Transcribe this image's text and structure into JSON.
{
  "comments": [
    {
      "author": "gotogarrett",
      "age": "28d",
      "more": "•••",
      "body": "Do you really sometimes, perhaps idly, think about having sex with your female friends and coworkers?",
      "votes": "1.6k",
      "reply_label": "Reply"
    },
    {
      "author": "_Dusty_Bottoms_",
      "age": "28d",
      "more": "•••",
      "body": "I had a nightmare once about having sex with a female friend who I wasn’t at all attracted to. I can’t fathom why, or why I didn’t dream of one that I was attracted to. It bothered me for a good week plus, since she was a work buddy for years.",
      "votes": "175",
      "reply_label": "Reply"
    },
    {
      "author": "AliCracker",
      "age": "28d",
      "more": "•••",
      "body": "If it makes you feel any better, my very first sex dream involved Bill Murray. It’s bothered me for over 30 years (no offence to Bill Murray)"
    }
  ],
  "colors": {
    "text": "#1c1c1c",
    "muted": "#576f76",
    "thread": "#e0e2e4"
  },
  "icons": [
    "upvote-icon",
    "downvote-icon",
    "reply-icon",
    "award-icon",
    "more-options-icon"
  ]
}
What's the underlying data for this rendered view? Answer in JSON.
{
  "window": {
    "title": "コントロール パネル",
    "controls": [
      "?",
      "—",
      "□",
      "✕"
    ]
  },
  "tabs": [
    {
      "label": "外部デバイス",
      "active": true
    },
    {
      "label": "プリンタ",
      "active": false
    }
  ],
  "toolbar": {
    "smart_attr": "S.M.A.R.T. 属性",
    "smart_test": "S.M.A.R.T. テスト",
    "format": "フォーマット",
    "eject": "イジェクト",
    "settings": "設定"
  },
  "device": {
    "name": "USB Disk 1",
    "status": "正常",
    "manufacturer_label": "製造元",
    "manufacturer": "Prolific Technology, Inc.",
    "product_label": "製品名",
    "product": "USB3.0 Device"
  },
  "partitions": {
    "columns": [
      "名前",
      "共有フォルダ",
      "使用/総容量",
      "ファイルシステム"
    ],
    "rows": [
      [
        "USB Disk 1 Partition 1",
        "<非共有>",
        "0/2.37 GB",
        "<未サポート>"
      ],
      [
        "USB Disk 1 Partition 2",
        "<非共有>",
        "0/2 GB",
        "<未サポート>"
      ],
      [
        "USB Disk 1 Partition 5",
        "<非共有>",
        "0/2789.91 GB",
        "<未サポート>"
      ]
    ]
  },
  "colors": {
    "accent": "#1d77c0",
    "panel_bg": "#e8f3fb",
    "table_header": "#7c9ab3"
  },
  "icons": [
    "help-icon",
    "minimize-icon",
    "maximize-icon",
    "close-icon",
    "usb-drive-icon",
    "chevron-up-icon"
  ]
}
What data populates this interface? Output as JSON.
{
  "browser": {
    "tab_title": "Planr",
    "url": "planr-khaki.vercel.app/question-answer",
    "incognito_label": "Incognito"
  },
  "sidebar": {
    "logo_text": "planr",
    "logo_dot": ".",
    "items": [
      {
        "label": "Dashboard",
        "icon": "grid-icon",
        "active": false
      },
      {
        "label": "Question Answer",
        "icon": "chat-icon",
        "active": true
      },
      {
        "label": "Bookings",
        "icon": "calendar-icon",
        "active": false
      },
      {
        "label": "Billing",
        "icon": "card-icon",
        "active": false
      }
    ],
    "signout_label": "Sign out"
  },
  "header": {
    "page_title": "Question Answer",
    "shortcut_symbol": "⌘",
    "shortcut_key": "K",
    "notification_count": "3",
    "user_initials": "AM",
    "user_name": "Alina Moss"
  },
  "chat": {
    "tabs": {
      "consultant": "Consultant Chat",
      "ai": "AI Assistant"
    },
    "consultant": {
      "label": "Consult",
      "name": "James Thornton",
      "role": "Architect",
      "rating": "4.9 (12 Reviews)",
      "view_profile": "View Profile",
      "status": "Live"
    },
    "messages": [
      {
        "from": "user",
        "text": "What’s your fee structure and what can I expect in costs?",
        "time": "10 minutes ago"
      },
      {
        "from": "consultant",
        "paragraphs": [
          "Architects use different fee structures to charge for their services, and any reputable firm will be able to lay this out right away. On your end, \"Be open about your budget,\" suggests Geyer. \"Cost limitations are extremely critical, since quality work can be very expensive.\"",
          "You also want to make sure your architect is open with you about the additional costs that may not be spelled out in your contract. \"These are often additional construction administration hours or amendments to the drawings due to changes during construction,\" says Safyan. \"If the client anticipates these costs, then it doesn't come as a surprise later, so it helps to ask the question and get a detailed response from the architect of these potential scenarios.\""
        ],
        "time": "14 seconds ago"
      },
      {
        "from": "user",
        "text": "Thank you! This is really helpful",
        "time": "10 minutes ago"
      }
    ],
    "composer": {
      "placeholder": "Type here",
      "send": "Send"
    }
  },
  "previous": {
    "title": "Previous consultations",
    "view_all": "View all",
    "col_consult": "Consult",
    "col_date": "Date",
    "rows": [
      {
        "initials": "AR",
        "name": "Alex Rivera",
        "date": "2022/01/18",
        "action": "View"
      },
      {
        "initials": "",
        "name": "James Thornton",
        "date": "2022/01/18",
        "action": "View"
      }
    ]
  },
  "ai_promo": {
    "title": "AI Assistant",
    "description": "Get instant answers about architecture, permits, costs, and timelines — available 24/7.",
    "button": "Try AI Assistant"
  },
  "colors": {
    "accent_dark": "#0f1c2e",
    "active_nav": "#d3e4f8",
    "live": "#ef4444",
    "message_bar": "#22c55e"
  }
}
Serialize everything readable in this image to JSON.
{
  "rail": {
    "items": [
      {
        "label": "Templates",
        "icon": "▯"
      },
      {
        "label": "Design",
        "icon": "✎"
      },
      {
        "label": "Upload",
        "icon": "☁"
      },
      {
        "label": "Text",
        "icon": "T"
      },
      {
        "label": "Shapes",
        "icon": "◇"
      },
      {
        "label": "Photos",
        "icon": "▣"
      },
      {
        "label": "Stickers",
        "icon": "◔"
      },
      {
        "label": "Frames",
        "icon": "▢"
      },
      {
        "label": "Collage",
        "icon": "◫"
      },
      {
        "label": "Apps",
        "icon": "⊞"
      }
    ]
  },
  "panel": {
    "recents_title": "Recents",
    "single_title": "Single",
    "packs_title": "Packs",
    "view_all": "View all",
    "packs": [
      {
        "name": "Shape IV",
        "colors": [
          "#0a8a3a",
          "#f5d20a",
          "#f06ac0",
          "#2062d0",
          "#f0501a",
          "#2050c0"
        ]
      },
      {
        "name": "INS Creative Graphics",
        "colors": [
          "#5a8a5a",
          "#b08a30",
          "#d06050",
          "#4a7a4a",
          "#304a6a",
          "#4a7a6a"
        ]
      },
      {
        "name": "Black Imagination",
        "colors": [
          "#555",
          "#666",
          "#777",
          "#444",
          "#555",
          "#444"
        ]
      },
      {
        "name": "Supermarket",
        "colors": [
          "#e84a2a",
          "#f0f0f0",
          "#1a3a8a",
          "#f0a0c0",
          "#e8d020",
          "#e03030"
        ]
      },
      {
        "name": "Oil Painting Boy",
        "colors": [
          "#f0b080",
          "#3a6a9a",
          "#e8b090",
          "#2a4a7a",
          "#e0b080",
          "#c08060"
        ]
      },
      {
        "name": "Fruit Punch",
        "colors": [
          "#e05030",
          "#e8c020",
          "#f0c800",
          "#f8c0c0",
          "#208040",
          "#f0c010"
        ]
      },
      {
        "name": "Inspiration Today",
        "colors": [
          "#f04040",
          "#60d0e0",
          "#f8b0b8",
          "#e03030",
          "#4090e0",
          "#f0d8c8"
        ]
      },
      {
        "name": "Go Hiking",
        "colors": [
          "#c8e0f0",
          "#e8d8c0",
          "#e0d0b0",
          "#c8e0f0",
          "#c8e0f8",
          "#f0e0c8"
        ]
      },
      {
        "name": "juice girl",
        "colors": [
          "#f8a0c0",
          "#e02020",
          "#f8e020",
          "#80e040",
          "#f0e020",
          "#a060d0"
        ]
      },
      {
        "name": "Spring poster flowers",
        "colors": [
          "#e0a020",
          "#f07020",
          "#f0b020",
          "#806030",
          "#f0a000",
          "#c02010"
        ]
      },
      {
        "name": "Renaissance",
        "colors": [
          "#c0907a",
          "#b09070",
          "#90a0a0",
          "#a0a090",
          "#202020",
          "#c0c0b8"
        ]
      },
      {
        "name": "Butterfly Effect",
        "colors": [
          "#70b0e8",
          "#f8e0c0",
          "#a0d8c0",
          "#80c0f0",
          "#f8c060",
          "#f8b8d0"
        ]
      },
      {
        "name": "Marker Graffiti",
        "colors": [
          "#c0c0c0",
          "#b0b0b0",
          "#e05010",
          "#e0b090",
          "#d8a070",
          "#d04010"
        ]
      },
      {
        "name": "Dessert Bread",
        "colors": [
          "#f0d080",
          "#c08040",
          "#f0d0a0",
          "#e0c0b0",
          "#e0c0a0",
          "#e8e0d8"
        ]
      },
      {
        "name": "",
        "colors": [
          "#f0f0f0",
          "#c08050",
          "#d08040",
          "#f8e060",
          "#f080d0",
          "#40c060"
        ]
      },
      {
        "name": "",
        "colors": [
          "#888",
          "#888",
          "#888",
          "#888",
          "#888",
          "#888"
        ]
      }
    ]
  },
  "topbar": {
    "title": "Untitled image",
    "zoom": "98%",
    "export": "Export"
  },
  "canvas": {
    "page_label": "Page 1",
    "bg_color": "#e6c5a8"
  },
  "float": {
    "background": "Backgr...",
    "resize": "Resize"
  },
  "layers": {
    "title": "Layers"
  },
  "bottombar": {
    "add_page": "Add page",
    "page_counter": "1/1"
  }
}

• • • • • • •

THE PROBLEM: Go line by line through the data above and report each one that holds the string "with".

WORKED SOLUTION:
      "body": "Do you really sometimes, perhaps idly, think about having sex with your female friends and coworkers?",
      "body": "I had a nightmare once about having sex with a female friend who I wasn’t at all attracted to. I can’t fathom why, or why I didn’t dream of one that I was attracted to. It bothered me for a good week plus, since she was a work buddy for years.",
          "You also want to make sure your architect is open with you about the additional costs that may not be spelled out in your contract. \"These are often additional construction administration hours or amendments to the drawings due to changes during construction,\" says Safyan. \"If the client anticipates these costs, then it doesn't come as a surprise later, so it helps to ask the question and get a detailed response from the architect of these potential scenarios.\""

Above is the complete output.